_The data_
:::

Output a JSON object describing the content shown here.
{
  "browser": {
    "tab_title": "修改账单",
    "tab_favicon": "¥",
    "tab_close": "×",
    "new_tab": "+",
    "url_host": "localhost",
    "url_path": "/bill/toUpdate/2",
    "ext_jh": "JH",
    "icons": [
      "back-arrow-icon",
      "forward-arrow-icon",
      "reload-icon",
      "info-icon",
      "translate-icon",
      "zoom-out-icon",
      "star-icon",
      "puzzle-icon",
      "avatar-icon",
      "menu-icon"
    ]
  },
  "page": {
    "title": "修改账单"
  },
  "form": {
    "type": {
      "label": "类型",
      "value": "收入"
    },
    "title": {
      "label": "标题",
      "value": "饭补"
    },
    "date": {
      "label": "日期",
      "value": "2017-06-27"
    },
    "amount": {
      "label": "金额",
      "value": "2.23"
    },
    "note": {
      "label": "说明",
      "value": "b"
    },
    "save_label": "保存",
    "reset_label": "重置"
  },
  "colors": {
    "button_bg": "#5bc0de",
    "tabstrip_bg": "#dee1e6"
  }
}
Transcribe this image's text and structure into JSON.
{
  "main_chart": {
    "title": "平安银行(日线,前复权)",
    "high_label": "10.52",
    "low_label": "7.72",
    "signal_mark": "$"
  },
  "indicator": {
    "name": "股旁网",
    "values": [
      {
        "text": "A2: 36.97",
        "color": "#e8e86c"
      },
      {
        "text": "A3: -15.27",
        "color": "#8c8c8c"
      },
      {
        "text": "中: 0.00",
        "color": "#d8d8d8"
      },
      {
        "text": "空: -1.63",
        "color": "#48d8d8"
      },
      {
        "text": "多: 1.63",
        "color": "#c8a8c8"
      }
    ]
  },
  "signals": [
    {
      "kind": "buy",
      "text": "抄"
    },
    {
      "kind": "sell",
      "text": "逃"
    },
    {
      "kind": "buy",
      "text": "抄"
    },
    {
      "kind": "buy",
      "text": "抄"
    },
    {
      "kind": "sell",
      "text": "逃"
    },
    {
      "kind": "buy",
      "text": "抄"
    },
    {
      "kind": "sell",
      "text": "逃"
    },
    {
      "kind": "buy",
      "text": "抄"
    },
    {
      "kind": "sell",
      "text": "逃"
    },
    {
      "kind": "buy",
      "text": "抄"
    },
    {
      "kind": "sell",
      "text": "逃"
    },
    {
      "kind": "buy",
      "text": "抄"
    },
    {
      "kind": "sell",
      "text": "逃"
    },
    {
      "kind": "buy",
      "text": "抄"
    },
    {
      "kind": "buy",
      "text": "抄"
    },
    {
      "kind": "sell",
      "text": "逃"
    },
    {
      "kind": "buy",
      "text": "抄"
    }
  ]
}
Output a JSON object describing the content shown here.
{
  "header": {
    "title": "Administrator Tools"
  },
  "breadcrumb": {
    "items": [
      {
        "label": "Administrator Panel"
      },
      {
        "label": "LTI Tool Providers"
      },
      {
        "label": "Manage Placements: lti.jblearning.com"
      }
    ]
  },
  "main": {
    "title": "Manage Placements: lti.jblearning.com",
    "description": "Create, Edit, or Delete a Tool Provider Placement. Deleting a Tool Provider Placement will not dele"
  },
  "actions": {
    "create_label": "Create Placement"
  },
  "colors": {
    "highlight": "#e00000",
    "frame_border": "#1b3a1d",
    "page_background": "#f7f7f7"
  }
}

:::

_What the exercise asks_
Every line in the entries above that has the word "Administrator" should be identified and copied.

_Task response_
    "title": "Administrator Tools"
        "label": "Administrator Panel"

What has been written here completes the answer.